Published: 27 October 2020
... developed with the goal of providing a general approach for answering different research questions relating to dingo-pastoralist conflict. It also takes an anthropocentric perspective, with the ecological system largely being defined by its utility for people.
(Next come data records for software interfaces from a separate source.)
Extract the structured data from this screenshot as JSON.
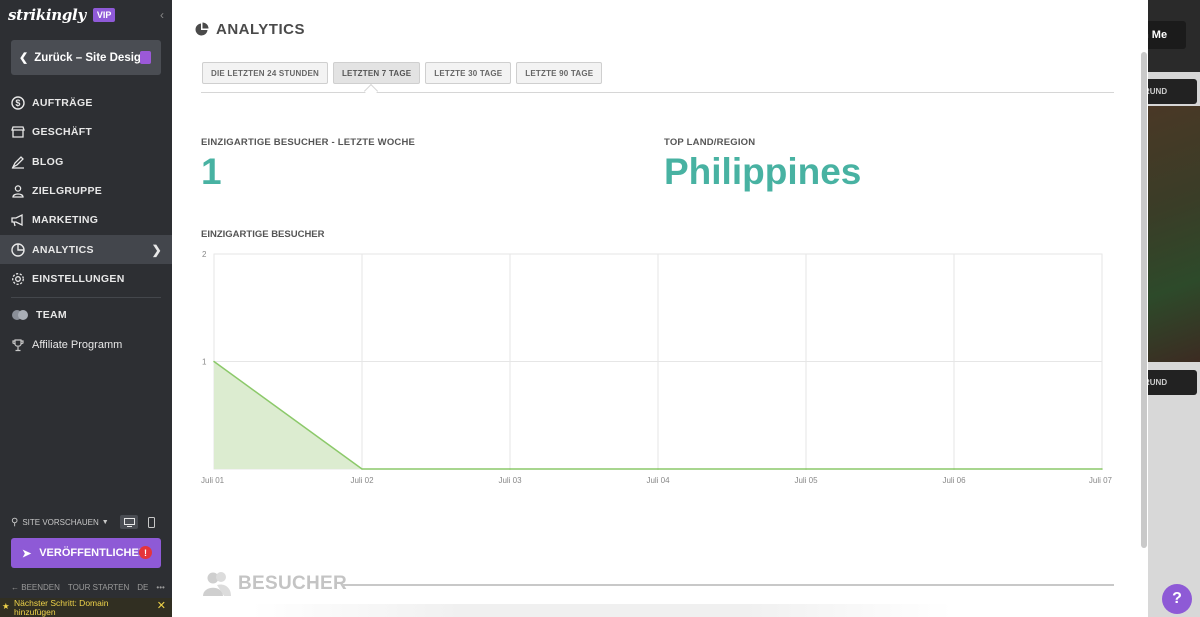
{
  "sidebar": {
    "logo": "strikingly",
    "vip_badge": "VIP",
    "back_button": "Zurück – Site Design",
    "nav": [
      {
        "label": "AUFTRÄGE",
        "icon": "dollar-circle-icon"
      },
      {
        "label": "GESCHÄFT",
        "icon": "store-icon"
      },
      {
        "label": "BLOG",
        "icon": "pen-icon"
      },
      {
        "label": "ZIELGRUPPE",
        "icon": "people-icon"
      },
      {
        "label": "MARKETING",
        "icon": "megaphone-icon"
      },
      {
        "label": "ANALYTICS",
        "icon": "pie-chart-icon",
        "active": true
      },
      {
        "label": "EINSTELLUNGEN",
        "icon": "gear-icon"
      },
      {
        "label": "TEAM",
        "icon": "team-avatars-icon"
      },
      {
        "label": "Affiliate Programm",
        "icon": "trophy-icon"
      }
    ],
    "preview_label": "SITE VORSCHAUEN",
    "publish_button": "VERÖFFENTLICHEN",
    "bottom_links": [
      "BEENDEN",
      "TOUR STARTEN",
      "DE",
      "•••"
    ],
    "next_step_line1": "Nächster Schritt: Domain",
    "next_step_line2": "hinzufügen"
  },
  "background": {
    "button_text": "h Me",
    "pill_text": "RUND"
  },
  "panel": {
    "title": "ANALYTICS",
    "tabs": [
      "DIE LETZTEN 24 STUNDEN",
      "LETZTEN 7 TAGE",
      "LETZTE 30 TAGE",
      "LETZTE 90 TAGE"
    ],
    "active_tab": "LETZTEN 7 TAGE",
    "unique_label": "EINZIGARTIGE BESUCHER - LETZTE WOCHE",
    "unique_value": "1",
    "top_country_label": "TOP LAND/REGION",
    "top_country": "Philippines",
    "chart_label": "EINZIGARTIGE BESUCHER",
    "besucher_heading": "BESUCHER"
  },
  "help_button": "?",
  "colors": {
    "accent_teal": "#48b2a2",
    "publish_purple": "#8e5ad6",
    "chart_line": "#8cc96a",
    "chart_fill": "#dcecd0"
  },
  "chart_data": {
    "type": "area",
    "x": [
      "Juli 01",
      "Juli 02",
      "Juli 03",
      "Juli 04",
      "Juli 05",
      "Juli 06",
      "Juli 07"
    ],
    "series": [
      {
        "values": [
          1,
          0,
          0,
          0,
          0,
          0,
          0
        ]
      }
    ],
    "ylim": [
      0,
      2
    ],
    "yticks": [
      1,
      2
    ],
    "title": "EINZIGARTIGE BESUCHER",
    "grid": true
  }
}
Key features of the proposed dingo- pastoralist...
Journal Articles
Australian Zoologist (2020) 41 (1): 94–101.
Published: 01 October 2020
... toads (facing at least one plausible answer to the puzzling variation in the shoreline) and their response to predator approach magnitude of toad impact on freshwater crocodiles across (swimming away, and thus with hindlimbs outstretched) tropical Australia. increases the likelihood that a crocodile...
Journal Articles
Australian Zoologist (2020)
Published: 14 September 2020
...). Manipulative experiments that either remove or introduce dingoes are the only means for robustly elucidating causal relationships between dingoes and other species and answering fundamental questions about dingo s ecological roles (Glen et al. 2007, pg. 496). Such manipulative experiments yield the most...
Journal Articles
Australian Zoologist (2019) 40 (1): 5–12.
Published: 01 January 2019
... are calls for its substitution by non-lethal methods. Here we ask whether killing of invasive animals is essential for wildlife conservation. Firstly, we define wildlife conservation and its population ecology requirements. Secondly, we discuss ethical considerations and then we answer our question...
Journal Articles
Australian Zoologist (2019) 40 (1): 102–117.
Published: 01 January 2019
... available for the survival rate of the relocated individuals nor their behaviour post-release. Neither the culling not the relocation of resident Eastern Grey Kangaroos has provided a long-term resolution to the peri-urban conflict between kangaroos and humans on Mount Panorama. Killing is not the answer...
Journal Articles
Australian Zoologist (2019) 40 (1): 218–229.
Published: 01 January 2019
... Following the fourth session of the forum, we held a question and answer session facilitated by Paul Willis. The presentations covered by this plenary session were: John Hadley (Western Sydney University) - Does a painless death harm an invertebrate? Trudy Sharp (Department of Primary Industries...
Journal Articles
Australian Zoologist (2019) 40 (1): 67–74.
Published: 01 January 2019
... Following the second session of the forum, a question and answer session was facilitated by Paul Willis. The presentations covered by this plenary session were: John Woinarski (Charles Darwin University) - Killing Peter to save Paul: when is it appropriate to cull native species to benefit other...
Journal Articles
Australian Zoologist (2019) 40 (1): 140–150.
Published: 01 January 2019
... Following the third session of the forum, we held a question and answer session facilitated by Paul Willis. The presentations (including posters) covered by this plenary session were: Catherine Herbert (University of Sydney) - The paradox of “conservation islands”: What to do when threatened...
Journal Articles
Australian Zoologist (2019) 40 (1): 41–48.
Published: 01 January 2019
... Following the first session of the forum, a question and answer session was facilitated by Paul Willis. Presentations covered by this plenary session were: Peter Fleming and Guy Ballard (Department of Primary Industries) - Yes, killing is sometimes essential for conservation. Sebastian Lang...